#### Assigned task
From the records below, take each line where the string "your" shows up and copy it.
___ Source data ___
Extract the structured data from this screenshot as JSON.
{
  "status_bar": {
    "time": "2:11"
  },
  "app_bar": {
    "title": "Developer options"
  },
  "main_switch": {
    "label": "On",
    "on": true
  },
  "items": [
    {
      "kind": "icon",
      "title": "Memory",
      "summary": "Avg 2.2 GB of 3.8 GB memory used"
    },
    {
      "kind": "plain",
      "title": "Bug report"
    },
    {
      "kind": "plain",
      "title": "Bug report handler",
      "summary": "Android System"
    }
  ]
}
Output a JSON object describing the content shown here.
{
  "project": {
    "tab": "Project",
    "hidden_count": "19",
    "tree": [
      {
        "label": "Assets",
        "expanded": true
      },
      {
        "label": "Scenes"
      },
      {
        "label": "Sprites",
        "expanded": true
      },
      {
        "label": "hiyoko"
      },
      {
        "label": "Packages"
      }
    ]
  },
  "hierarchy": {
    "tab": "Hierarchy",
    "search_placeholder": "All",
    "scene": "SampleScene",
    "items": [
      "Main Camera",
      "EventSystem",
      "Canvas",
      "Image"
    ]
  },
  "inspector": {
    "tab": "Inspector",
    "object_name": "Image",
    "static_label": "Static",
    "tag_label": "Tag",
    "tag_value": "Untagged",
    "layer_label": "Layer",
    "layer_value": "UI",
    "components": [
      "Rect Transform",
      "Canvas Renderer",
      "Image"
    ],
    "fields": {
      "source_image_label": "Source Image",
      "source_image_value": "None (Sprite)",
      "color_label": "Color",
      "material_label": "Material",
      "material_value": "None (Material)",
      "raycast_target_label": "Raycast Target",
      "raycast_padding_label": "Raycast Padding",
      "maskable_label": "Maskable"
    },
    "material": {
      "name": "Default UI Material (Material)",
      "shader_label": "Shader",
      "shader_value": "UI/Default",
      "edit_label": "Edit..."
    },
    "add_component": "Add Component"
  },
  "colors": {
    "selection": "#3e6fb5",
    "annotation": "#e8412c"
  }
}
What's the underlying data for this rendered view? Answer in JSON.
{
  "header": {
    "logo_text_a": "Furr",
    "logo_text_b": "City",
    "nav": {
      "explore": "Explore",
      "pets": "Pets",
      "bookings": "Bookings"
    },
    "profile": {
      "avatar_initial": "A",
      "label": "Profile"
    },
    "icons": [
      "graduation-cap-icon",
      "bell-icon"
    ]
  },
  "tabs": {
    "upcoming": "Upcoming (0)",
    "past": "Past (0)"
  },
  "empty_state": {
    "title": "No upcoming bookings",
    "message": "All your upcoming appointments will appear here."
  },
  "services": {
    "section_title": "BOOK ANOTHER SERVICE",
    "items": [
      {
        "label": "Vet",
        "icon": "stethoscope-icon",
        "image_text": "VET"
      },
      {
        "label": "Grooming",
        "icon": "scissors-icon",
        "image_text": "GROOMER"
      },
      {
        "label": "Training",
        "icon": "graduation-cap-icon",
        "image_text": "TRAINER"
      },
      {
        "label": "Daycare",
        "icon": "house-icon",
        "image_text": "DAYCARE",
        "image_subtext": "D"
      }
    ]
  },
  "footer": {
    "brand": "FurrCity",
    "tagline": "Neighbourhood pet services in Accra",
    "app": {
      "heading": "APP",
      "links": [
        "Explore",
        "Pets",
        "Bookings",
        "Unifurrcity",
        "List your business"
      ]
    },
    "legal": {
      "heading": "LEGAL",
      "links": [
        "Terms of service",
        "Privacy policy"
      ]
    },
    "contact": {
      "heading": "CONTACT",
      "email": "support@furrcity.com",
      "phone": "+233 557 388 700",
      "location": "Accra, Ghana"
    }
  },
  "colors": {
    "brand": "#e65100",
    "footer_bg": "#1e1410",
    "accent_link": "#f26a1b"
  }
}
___
#### Exercise result
    "message": "All your upcoming appointments will appear here."
        "List your business"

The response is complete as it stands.